> Aim of the exercise: Across all the records below, how many lines contain "Demand"? Respond with only the number.
+ + + + + + +
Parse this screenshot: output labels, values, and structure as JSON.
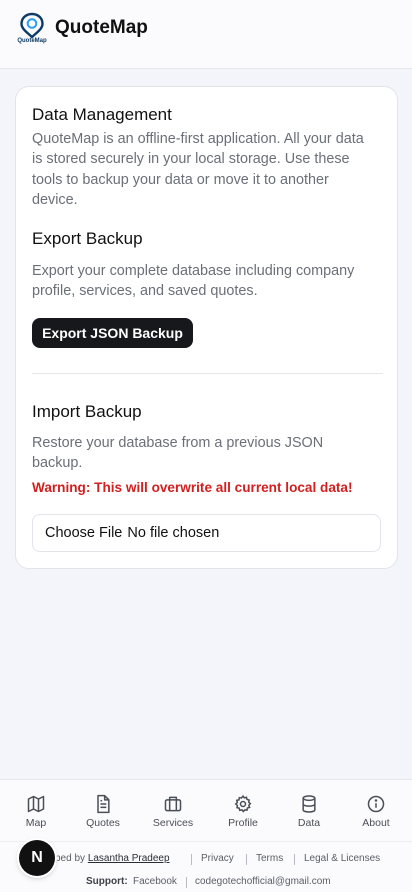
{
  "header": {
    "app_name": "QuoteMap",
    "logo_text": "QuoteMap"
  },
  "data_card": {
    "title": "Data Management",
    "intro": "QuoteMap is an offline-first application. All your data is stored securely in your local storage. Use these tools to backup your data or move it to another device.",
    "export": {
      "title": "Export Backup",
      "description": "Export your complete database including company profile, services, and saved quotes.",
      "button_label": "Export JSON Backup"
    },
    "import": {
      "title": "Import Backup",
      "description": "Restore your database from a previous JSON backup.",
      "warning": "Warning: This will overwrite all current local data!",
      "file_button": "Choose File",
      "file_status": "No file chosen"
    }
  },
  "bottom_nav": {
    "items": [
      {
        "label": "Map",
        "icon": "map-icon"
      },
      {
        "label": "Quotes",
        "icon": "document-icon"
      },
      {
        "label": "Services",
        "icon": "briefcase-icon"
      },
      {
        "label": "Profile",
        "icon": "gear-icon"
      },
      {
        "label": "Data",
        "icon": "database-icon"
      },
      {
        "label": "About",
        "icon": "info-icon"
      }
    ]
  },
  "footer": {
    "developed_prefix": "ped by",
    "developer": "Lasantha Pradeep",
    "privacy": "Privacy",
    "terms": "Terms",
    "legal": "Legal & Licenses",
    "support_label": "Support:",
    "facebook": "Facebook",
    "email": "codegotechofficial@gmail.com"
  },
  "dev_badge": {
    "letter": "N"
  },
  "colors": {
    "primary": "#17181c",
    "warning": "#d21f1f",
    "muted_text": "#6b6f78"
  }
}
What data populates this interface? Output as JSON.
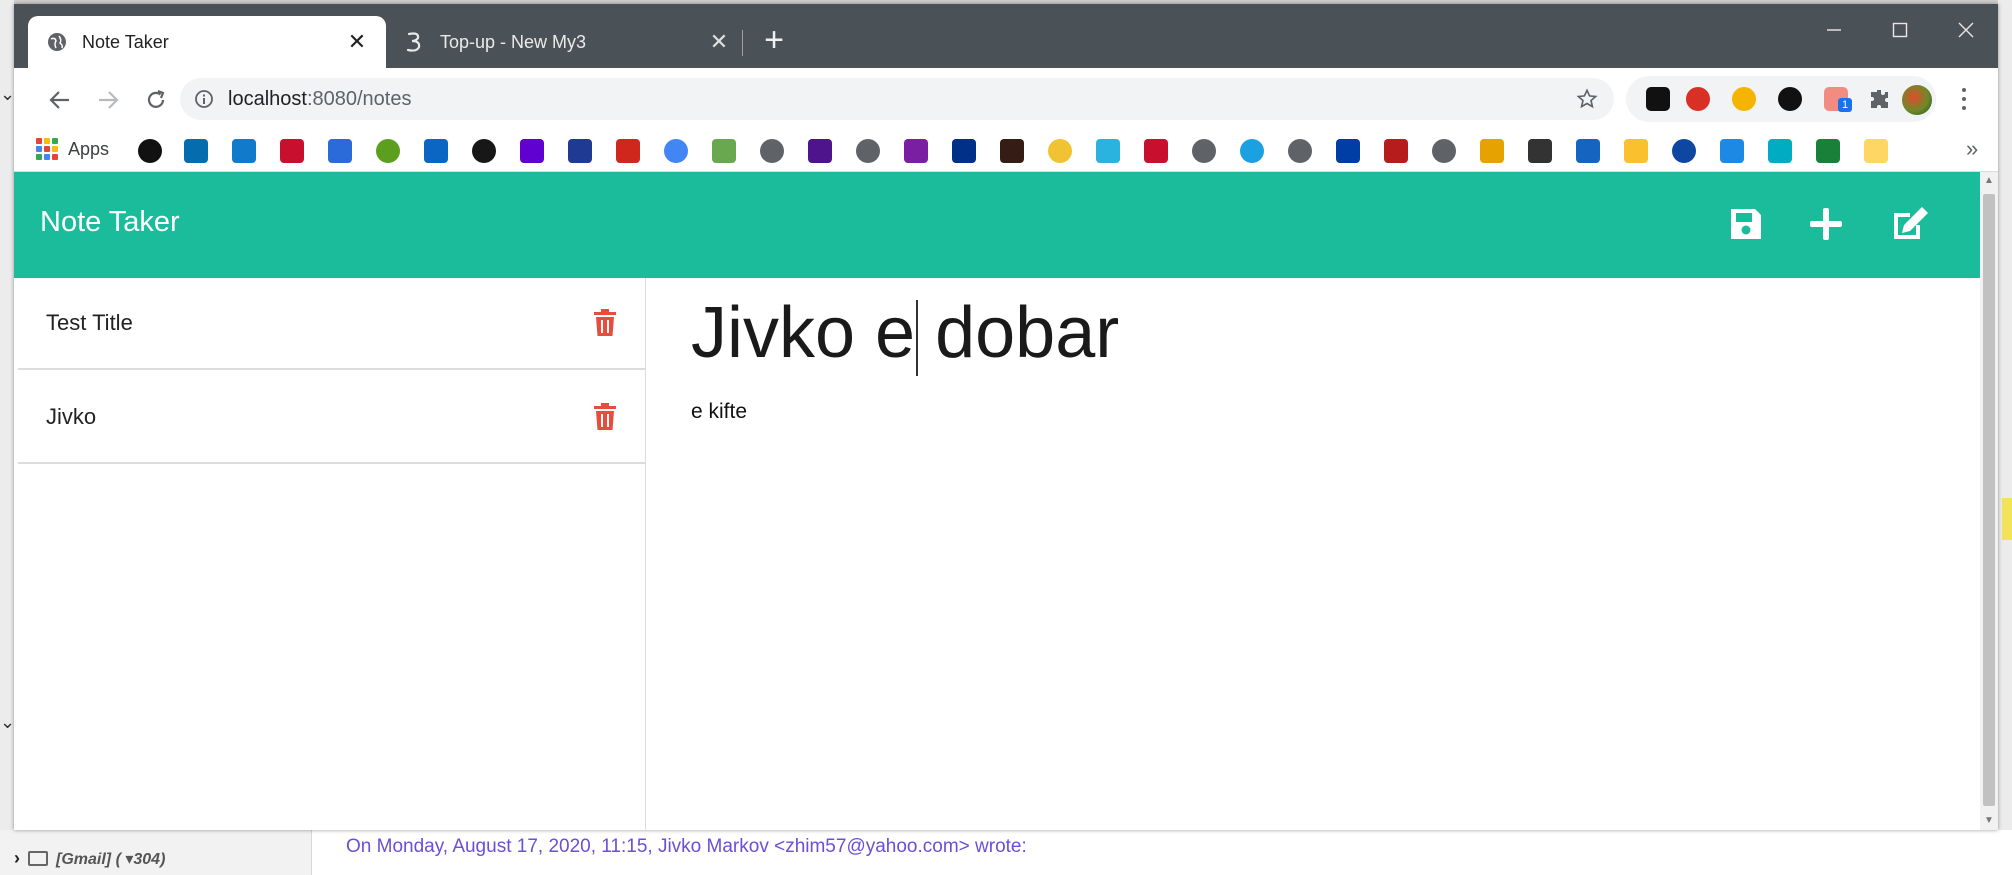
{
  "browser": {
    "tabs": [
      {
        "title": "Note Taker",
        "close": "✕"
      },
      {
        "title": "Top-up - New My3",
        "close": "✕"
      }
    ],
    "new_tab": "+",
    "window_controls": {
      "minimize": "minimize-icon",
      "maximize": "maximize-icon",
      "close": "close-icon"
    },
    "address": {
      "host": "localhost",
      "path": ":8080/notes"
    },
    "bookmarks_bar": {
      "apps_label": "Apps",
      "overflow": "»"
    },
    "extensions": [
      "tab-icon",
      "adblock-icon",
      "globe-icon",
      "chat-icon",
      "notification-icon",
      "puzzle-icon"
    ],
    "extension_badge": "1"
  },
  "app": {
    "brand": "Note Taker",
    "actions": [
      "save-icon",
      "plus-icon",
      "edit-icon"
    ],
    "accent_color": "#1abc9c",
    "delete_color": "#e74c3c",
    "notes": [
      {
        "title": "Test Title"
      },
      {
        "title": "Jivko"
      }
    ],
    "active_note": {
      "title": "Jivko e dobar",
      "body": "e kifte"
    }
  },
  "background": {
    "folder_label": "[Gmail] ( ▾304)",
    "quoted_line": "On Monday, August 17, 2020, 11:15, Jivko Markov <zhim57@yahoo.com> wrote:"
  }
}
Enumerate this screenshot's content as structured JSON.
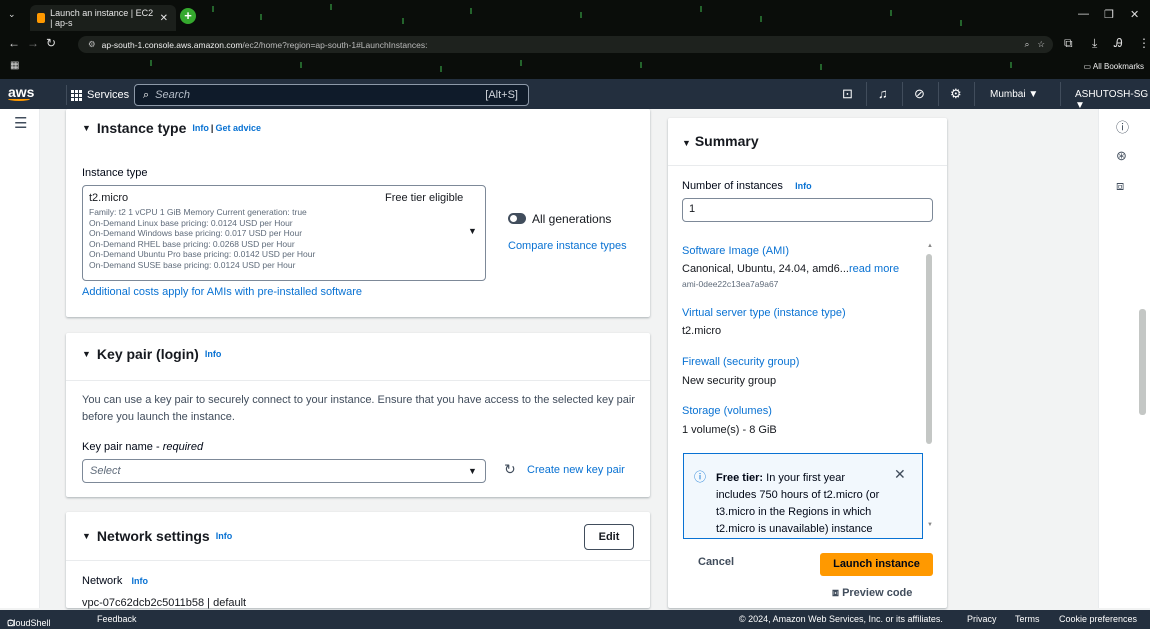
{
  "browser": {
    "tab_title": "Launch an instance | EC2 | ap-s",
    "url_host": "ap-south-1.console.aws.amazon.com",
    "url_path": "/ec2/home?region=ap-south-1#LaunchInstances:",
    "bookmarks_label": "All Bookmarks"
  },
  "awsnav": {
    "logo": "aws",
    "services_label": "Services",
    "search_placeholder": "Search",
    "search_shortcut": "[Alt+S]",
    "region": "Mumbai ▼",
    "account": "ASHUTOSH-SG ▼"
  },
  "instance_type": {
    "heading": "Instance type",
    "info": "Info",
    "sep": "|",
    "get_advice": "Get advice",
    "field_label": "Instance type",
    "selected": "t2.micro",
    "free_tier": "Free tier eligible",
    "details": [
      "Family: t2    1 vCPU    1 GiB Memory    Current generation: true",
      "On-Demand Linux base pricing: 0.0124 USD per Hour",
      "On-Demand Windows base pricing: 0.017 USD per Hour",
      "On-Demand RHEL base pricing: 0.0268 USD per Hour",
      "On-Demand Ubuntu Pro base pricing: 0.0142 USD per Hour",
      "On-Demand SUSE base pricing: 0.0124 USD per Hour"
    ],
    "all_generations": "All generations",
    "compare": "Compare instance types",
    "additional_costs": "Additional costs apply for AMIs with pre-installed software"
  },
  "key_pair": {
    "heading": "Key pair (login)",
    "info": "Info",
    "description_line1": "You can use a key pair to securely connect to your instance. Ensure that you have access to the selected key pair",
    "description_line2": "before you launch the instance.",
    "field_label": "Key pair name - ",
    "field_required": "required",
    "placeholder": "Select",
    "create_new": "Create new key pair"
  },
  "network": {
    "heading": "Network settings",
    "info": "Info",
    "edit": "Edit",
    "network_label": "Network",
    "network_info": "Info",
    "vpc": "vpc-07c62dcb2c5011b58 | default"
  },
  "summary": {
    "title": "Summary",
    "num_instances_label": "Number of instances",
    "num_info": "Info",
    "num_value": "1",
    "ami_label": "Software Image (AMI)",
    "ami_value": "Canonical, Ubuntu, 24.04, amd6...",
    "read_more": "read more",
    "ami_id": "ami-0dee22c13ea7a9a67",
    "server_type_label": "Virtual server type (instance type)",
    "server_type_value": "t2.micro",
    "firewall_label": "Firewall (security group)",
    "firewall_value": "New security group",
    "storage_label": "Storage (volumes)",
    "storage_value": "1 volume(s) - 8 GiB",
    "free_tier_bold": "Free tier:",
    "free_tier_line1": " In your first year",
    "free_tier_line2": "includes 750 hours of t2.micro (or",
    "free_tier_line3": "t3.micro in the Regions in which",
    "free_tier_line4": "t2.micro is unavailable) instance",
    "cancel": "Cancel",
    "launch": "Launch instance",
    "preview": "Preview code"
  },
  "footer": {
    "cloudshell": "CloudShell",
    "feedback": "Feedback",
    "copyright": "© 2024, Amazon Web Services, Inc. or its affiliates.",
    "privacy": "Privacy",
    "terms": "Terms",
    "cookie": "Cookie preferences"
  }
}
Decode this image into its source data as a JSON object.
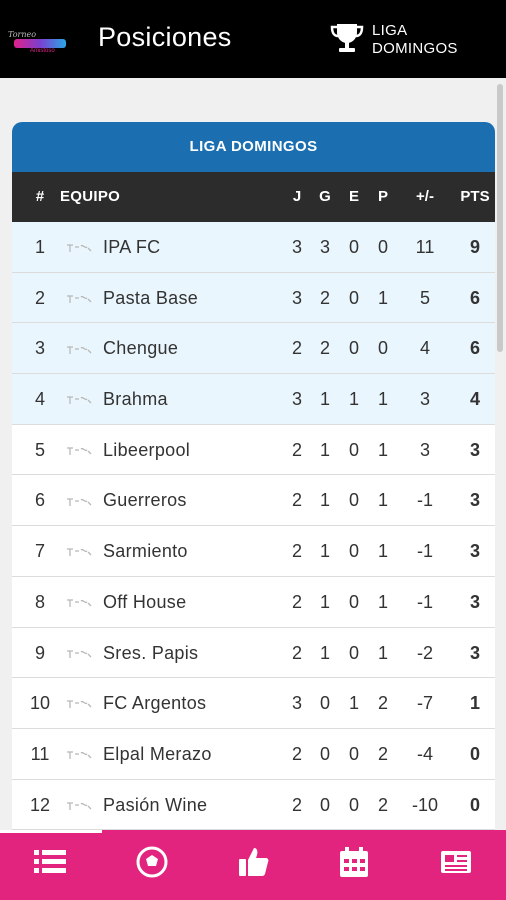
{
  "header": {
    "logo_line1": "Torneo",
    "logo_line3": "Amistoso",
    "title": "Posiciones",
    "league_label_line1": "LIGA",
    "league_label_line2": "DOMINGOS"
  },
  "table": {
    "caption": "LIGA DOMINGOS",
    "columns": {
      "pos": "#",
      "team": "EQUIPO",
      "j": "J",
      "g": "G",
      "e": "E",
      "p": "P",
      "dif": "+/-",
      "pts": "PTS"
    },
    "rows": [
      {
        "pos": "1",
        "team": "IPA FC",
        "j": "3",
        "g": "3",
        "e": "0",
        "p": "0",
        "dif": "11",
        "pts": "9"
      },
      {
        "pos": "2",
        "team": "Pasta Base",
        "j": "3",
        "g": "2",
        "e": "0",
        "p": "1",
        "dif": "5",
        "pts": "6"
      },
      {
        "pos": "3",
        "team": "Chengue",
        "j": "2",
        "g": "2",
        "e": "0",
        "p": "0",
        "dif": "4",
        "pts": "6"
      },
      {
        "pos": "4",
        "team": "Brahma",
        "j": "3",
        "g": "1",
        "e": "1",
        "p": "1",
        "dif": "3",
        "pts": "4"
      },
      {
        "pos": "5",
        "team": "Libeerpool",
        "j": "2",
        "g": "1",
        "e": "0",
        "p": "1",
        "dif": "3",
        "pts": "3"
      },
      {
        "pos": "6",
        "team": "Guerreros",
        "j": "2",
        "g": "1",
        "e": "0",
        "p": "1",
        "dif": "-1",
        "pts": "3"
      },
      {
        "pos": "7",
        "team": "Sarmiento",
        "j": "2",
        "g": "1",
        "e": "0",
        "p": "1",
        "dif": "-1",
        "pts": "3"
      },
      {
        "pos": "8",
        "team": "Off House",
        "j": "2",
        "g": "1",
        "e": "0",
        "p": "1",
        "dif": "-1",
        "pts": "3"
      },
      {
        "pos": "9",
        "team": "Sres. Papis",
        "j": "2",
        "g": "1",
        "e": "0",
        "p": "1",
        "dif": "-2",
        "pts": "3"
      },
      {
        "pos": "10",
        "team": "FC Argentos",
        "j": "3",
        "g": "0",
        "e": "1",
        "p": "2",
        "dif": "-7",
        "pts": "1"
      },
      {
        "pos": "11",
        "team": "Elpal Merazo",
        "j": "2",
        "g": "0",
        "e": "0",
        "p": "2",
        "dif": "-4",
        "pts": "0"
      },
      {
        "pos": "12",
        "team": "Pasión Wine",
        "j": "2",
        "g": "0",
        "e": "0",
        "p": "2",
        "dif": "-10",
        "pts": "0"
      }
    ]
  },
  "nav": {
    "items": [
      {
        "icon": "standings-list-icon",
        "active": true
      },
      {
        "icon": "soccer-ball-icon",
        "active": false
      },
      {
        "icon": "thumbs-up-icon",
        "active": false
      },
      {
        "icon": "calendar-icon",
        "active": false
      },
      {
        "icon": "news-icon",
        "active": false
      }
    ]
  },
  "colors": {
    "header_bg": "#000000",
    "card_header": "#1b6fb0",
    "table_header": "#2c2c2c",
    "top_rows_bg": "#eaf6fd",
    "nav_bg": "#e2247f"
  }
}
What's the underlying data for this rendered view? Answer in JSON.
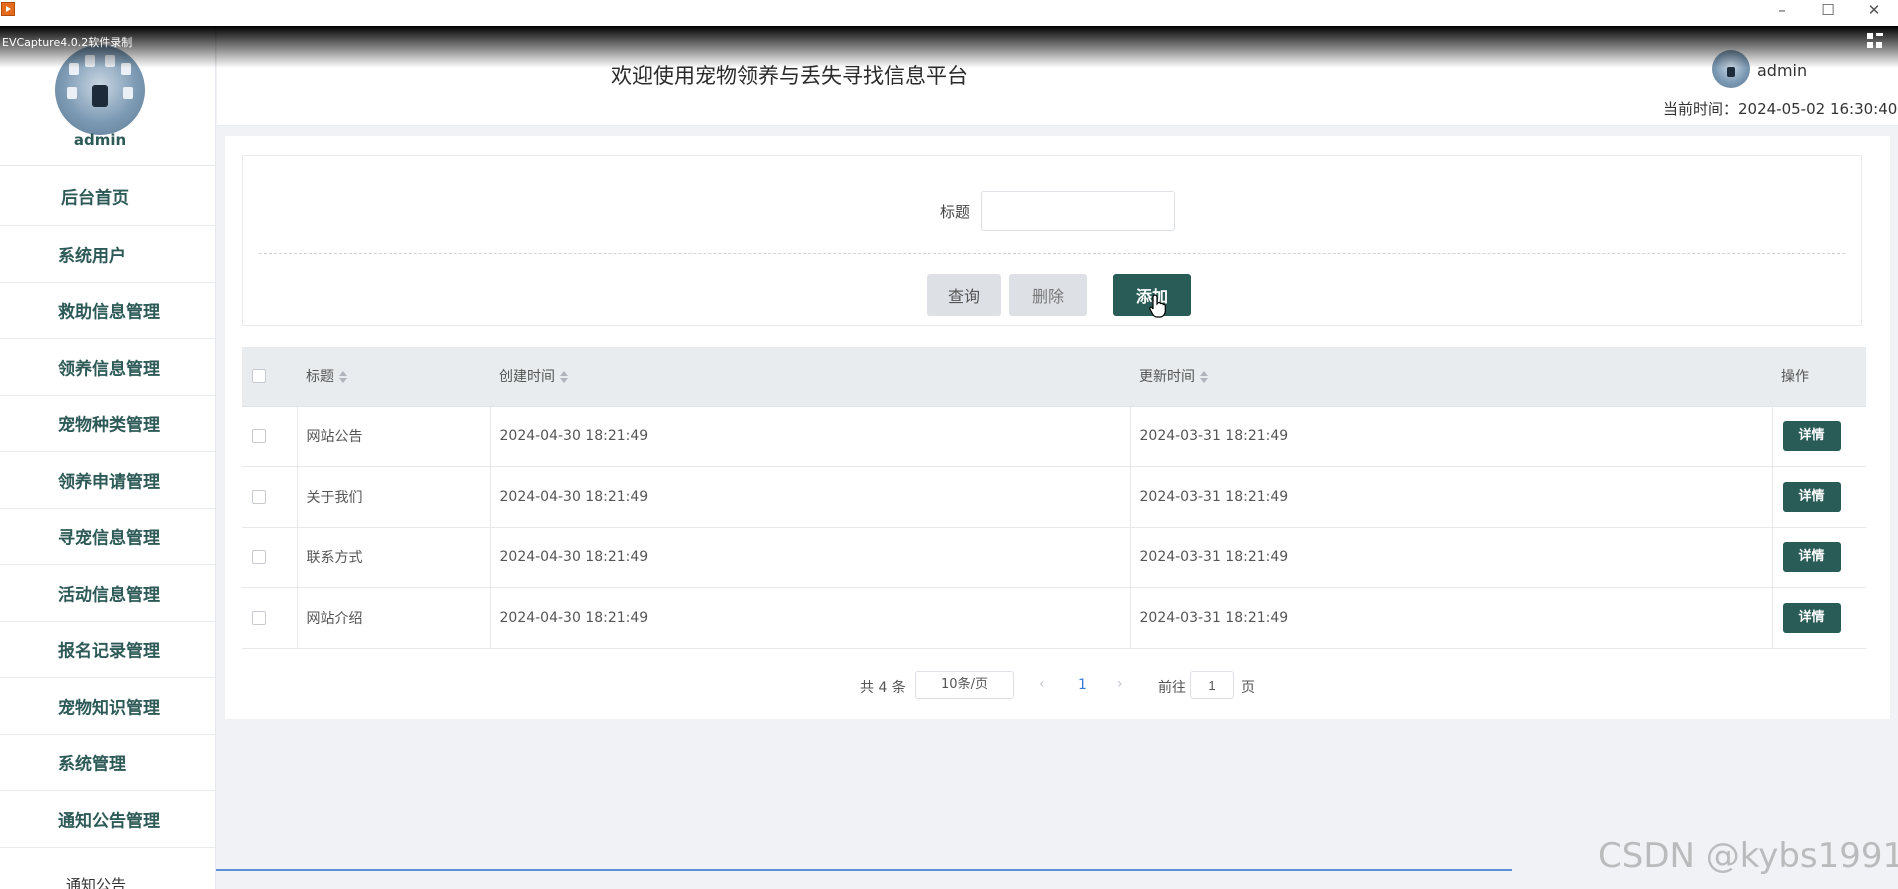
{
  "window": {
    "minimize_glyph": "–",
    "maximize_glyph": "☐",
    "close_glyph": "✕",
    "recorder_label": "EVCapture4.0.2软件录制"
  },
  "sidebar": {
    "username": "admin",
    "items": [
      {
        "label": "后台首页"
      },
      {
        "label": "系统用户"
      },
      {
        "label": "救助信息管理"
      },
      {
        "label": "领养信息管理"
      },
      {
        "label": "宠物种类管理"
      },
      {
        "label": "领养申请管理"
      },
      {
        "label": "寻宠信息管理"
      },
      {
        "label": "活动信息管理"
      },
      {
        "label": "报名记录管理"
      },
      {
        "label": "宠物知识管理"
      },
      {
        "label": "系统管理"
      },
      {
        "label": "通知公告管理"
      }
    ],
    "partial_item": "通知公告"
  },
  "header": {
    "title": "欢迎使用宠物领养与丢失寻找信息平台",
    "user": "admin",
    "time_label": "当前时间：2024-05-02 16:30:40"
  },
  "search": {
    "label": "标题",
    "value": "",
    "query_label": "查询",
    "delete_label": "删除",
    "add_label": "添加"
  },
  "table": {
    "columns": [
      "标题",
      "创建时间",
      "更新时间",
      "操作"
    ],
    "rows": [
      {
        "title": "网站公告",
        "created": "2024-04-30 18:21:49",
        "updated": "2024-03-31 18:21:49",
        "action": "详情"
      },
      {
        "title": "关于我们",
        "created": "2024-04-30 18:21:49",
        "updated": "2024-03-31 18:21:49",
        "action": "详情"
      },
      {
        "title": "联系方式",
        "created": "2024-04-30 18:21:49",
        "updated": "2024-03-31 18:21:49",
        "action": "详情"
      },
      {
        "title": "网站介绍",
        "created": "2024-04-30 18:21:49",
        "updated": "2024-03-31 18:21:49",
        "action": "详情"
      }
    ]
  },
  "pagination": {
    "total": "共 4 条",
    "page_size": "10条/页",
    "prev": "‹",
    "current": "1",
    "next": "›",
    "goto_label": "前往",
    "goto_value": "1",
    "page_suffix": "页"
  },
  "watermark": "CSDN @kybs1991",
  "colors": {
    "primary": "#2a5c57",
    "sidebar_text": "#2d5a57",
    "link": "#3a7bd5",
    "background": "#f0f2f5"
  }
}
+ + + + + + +
> Written reply: 5